For the past year I have been privately teaching a first grader to play recorder. She has probably been my toughest student to date. For about 4 months I could not crack a smile or a joke without her completely disregarding my authority and acting like a spoiled brat. Our lessons were like boot camp with me relentlessly in her face informing her in my firmest voice that I was her teacher and if I said she played a B instead of a G then she should not argue with me and instead play the G correctly. Eventually I earned her respect and now our lessons are as they should be- fun, lots of smiles and jokes, and significant progress on learning to read and play music (both Bs and Gs!). Last May we were preparing a trio of “Scarborough Fair” for her spring recital. We had been working on this song for almost 4 months and there was one part in the song where she held 2 tied half notes over the barline while my alto part moved in quarter notes. For some reason she missed this part EVERY time. Now, I don’t know if it was because I had been correcting this measure and isolating it for months to no avail, or if it was simply because when she missed the tie and moved on to the next measure I didn’t get to play my pretty counterpoint, but on one particular day in May, I lost it. LOST IT. I have never felt such rage and violence erupt inside me, EVER. I have no idea how I ended that lesson with out completely tearing her to shreds both verbally and physically. I was shocked by the depths of which I could feel such hatred for such a small child. It was a wake up call to me. I realized that day that my patience reserves were bone dry. I also realized that I had lost the perspective that teaching is not exclusively about the music. Did it really matter that she missed this tie? Large scale. Did it? Did the world really depend on whether or not this 7 year old let the 30 year old play the counterpoint? Did her action warrant my reaction?
And it was then that I realized that I was no longer fit to teach.
At least not right now. I had reached that point of burn-out that can erode teachers away to bitter, bitter creatures.
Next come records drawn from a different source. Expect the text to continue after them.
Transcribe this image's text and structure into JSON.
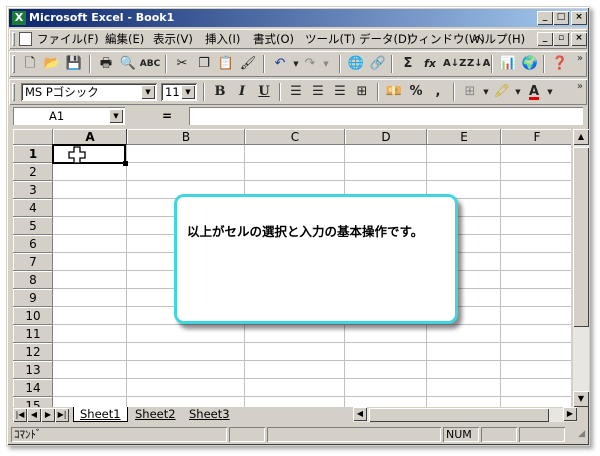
{
  "window": {
    "title": "Microsoft Excel - Book1",
    "app_icon": "excel-icon",
    "controls": [
      "minimize",
      "maximize",
      "close"
    ]
  },
  "menus": [
    "ファイル(F)",
    "編集(E)",
    "表示(V)",
    "挿入(I)",
    "書式(O)",
    "ツール(T)",
    "データ(D)",
    "ウィンドウ(W)",
    "ヘルプ(H)"
  ],
  "standard_toolbar": {
    "icons": [
      "new-icon",
      "open-icon",
      "save-icon",
      "print-icon",
      "print-preview-icon",
      "spelling-icon",
      "cut-icon",
      "copy-icon",
      "paste-icon",
      "format-painter-icon",
      "undo-icon",
      "redo-icon",
      "hyperlink-icon",
      "web-toolbar-icon",
      "autosum-icon",
      "function-icon",
      "sort-ascending-icon",
      "sort-descending-icon",
      "chart-wizard-icon",
      "map-icon",
      "office-assistant-icon"
    ],
    "autosum_glyph": "Σ",
    "function_glyph": "fx"
  },
  "formatting_toolbar": {
    "font_name": "MS Pゴシック",
    "font_size": "11",
    "bold": "B",
    "italic": "I",
    "underline": "U",
    "percent": "%",
    "comma": ",",
    "font_color_glyph": "A"
  },
  "formula_bar": {
    "name_box": "A1",
    "equals": "=",
    "formula": ""
  },
  "sheet": {
    "columns": [
      "A",
      "B",
      "C",
      "D",
      "E",
      "F"
    ],
    "rows": [
      "1",
      "2",
      "3",
      "4",
      "5",
      "6",
      "7",
      "8",
      "9",
      "10",
      "11",
      "12",
      "13",
      "14",
      "15"
    ],
    "active_cell": "A1"
  },
  "tabs": [
    "Sheet1",
    "Sheet2",
    "Sheet3"
  ],
  "active_tab": "Sheet1",
  "status": {
    "mode": "ｺﾏﾝﾄﾞ",
    "num": "NUM"
  },
  "callout": {
    "text": "以上がセルの選択と入力の基本操作です。",
    "border_color": "#3fd6df"
  },
  "colors": {
    "title_start": "#0a246a",
    "title_end": "#a6caf0",
    "face": "#d4d0c8"
  }
}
I did not want that for myself, or for my students.
I found that I was blaming and resenting the teaching and by extension, the students, and music in general, for taking away precious time that could be used to advance my rock star composition career. So I am taking time off. I fully expect to return to teaching after a little break, and to be honest, I have kept a little private teaching on my weekly schedule. But I’d like to take the jump and see what it’s like to be a full time composer. (We’ll see how that goes and I’ll keep ya updated!)
Meanwhile, I am obviously back from
Good luck to all those teachers who returned to work today, or within the last few weeks and weeks to come. I admire your commitment, and I wish you the clarity, creativity and patience that I myself lost. I also hope that if your heart is not in it, you will have the wisdom to recognize this, and pull out or reevaluate before you drown in that cold, bitter sea of resentment. I will soon rejoin the ranks and help to pass on the passion for music and composition that I hope to rekindle in all my upcoming “free” time.
They may forget what you said but they will never forget how you made them feel.